Items from an interface collection
════════════════
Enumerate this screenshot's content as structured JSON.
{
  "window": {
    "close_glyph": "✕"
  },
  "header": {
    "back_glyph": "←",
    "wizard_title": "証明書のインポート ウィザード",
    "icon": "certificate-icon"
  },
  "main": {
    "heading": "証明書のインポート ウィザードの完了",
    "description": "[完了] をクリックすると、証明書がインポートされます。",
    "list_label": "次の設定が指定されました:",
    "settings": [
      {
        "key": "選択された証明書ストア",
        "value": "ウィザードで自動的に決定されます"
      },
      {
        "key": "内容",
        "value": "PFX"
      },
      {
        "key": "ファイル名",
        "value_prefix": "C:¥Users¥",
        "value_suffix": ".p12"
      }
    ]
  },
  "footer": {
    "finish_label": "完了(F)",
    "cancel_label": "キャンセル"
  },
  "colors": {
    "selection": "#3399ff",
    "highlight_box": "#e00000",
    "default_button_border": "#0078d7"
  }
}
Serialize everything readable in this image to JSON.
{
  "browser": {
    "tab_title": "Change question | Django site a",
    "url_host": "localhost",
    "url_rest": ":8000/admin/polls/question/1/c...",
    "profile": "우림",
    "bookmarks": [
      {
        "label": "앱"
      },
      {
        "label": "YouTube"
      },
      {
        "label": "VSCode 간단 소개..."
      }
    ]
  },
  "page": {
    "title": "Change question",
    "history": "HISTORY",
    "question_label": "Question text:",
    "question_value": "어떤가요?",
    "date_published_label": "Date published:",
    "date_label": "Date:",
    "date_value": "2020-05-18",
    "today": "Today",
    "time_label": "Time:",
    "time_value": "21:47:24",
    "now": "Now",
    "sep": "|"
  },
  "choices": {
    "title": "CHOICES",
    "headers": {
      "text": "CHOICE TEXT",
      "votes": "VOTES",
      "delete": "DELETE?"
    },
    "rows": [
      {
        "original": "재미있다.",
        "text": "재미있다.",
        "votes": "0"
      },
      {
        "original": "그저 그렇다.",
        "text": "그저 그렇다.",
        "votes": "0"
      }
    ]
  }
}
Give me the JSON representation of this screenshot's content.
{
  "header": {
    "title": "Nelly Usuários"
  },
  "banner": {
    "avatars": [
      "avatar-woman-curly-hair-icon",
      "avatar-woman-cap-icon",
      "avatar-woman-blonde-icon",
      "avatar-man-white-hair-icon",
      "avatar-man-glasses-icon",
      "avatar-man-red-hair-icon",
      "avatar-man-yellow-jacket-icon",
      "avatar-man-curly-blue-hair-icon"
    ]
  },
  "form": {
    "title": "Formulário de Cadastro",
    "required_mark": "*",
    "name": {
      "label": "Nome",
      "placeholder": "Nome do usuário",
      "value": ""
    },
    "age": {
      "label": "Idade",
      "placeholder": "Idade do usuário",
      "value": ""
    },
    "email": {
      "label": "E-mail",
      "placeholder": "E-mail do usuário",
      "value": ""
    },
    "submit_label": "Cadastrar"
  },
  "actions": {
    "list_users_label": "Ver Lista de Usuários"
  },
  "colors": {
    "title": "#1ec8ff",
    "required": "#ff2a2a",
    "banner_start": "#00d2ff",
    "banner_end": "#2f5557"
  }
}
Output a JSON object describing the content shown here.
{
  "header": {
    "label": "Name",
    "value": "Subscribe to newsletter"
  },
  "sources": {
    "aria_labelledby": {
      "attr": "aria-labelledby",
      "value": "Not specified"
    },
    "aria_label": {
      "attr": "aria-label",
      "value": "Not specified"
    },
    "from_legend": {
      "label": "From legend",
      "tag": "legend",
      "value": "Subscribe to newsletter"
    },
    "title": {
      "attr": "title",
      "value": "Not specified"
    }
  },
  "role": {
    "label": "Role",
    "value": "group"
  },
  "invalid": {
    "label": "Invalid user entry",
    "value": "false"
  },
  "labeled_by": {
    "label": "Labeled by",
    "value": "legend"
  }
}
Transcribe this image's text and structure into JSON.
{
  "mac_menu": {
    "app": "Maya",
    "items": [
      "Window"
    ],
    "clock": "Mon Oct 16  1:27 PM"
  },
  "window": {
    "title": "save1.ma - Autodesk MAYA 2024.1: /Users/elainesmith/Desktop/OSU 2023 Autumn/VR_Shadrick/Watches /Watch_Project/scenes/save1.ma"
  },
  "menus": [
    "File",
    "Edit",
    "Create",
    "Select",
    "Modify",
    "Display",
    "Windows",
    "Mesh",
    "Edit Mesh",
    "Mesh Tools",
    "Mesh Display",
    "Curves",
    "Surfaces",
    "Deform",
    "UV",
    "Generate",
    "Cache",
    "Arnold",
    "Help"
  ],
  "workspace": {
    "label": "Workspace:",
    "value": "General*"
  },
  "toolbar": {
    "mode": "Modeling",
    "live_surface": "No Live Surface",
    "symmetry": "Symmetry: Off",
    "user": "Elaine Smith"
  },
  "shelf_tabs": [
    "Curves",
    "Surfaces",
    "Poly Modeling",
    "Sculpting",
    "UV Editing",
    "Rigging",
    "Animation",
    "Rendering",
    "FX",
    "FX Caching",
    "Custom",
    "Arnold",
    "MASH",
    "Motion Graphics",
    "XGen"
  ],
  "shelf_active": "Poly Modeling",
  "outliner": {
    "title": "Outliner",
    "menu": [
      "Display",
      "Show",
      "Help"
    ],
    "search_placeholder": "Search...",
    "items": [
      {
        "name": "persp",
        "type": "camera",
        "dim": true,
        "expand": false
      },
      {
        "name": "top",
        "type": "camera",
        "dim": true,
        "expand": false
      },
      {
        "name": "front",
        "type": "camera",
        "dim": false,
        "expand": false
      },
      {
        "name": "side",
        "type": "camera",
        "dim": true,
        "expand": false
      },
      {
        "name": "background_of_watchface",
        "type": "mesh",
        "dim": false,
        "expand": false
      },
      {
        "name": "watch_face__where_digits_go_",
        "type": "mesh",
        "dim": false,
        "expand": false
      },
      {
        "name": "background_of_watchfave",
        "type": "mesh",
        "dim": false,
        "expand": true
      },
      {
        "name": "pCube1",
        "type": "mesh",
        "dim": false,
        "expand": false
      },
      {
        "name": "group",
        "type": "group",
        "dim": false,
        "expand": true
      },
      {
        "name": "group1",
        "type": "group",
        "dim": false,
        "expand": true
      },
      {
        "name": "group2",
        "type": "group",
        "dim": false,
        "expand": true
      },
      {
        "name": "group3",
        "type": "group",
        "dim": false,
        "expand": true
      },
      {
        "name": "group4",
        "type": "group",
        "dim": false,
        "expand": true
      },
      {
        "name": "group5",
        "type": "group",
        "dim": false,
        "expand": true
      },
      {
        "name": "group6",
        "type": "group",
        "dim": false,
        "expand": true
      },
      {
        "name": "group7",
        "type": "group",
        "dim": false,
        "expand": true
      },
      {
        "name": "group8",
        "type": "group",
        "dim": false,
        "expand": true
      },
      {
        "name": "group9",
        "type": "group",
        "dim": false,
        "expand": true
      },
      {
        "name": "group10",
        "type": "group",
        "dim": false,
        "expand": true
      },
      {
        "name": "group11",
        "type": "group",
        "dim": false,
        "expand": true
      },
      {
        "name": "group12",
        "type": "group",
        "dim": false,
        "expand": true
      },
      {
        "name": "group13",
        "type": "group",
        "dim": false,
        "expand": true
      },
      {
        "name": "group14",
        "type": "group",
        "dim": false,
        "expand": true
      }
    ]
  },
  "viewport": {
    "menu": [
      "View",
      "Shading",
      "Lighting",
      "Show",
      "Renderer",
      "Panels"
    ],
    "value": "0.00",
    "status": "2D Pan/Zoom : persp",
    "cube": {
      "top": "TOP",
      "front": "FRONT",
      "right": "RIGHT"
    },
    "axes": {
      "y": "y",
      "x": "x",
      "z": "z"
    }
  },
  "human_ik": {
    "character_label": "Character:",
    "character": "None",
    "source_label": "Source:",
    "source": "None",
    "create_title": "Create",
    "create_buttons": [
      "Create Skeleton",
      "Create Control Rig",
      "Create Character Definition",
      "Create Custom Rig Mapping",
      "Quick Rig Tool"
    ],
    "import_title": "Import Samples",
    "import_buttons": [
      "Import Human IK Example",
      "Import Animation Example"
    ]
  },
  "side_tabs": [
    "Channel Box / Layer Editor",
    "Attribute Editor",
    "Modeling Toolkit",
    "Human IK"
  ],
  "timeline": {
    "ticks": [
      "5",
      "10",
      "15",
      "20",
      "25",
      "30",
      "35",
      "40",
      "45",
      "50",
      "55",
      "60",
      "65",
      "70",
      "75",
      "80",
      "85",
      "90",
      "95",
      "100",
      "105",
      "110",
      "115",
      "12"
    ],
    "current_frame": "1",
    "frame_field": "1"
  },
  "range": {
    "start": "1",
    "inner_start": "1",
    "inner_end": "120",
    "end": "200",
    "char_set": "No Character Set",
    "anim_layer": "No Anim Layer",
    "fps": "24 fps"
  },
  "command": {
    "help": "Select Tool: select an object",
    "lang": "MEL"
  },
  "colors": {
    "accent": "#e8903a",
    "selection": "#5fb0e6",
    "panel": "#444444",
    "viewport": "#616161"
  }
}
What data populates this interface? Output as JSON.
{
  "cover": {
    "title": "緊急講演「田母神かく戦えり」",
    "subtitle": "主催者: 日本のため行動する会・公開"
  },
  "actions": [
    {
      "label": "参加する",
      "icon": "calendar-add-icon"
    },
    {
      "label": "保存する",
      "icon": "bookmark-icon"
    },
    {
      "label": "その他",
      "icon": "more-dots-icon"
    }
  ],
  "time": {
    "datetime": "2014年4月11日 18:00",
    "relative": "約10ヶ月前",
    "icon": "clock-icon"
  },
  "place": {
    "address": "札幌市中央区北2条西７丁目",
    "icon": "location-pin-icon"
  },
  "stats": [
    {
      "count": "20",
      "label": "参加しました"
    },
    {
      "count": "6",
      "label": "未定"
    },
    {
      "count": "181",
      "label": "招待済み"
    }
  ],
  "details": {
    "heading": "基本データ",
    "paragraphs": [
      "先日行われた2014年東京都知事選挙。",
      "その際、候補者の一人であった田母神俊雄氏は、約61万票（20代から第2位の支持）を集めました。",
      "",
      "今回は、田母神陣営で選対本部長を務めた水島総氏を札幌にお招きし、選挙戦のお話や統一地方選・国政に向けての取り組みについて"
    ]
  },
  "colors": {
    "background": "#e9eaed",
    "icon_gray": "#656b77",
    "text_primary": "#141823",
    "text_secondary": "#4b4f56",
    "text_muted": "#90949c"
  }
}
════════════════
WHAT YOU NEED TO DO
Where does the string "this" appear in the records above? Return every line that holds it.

FINISHED EXERCISE
Enumerate this screenshot's content as structured JSON.
Serialize everything readable in this image to JSON.
Give me the JSON representation of this screenshot's content.
Transcribe this image's text and structure into JSON.
What data populates this interface? Output as JSON.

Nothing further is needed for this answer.